In 2015, two-thirds of Americans reported reducing meat consumption. Concerns about health and costs of meat ranked among the most common reasons for meat reduction, with environmental and animal cruelty concerns less common. At the same time, meat alternatives are reportedly on the rise. What role do federal regulators play in inspecting and labeling these products?
The U.S. Department of Agriculture (USDA) is tasked with regulating animal meat including pork, beef, and poultry. The U.S. Food and Drug Administration (FDA) regulates plant-based meat alternatives, such as Impossible Foods. Cell-based meats—cell-cultured products “derived from the cell lines of livestock and poultry”—are jointly regulated by FDA and USDA. These agencies are tasked with a variety of responsibilities including ensuring accurate labeling and safe products.
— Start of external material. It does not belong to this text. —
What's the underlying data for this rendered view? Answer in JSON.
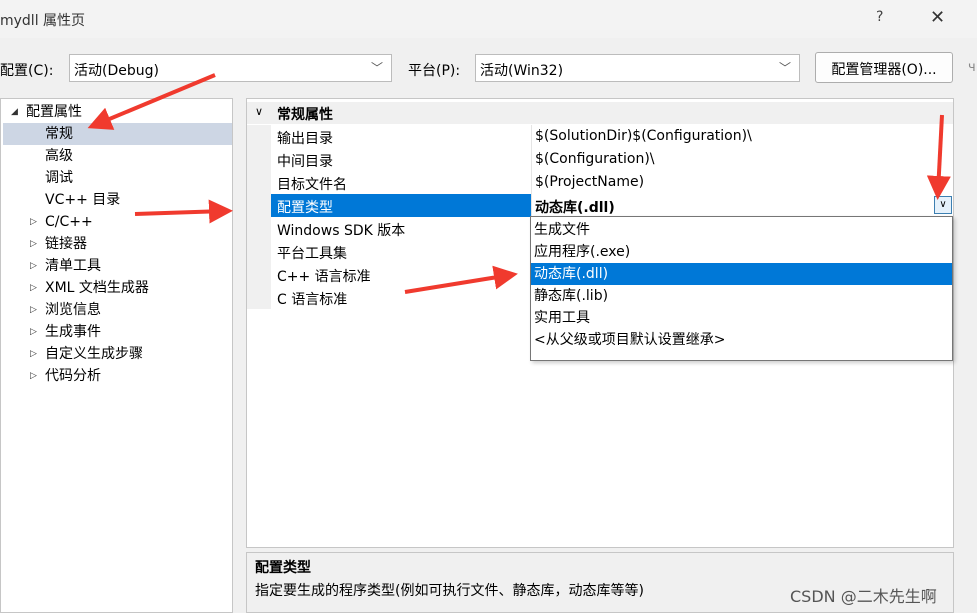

This week’s Saturday Seminar examines the regulation of meat, as well as regulations for current and future meat alternatives.
- A new rule formalized the first change to swine processing standards in over 50 years, explains a recent essay in The Regulatory Review. For decades, pork processing plant workers slaughtered a maximum of 18 hogs per minute. But USDA issued a new pork processing rule in September 2019, eliminating the 18-hog cap and changing inspection requirements. USDA and industry representatives suggest that the “modernized” swine inspection system is long overdue, and argue that the rule will promote efficiency, lower costs, and allow for further food safety innovation. But critics of the rule, including elected officials, worker safety advocates, agency staff, and consumer safety groups, say the rule puts both public and worker health in danger.
- In a forthcoming Loyola University Chicago Law Journal article, Steph Tai of the University of Wisconsin Law School argues that the battle between livestock-based proteins and emerging protein alternatives is playing out in labeling laws. Tai explains that, “a number of states have recently explored ‘meat labeling’ laws that would restrict the use of the word ‘meat’ to only livestock-based products.” Proponents of the labeling laws express concerns about “consumer confusion,” Tai states. Tai argues, though, that what is really going on is “a battle not for the term ‘meat’ itself, but what ‘meat’ represents to us in our diets.” Tai concludes that participants in the current debates should “understand that legal recognition may not be the only way to access positive values associated with particular categories of foods.”
Meat Alternative Regulations
- In addition to plant and lab-grown meat alternatives, insect-based foods provide another opportunity to satisfy consumers’ tastes. A 2019 essay in The Regulatory Review explores the University of South Carolina…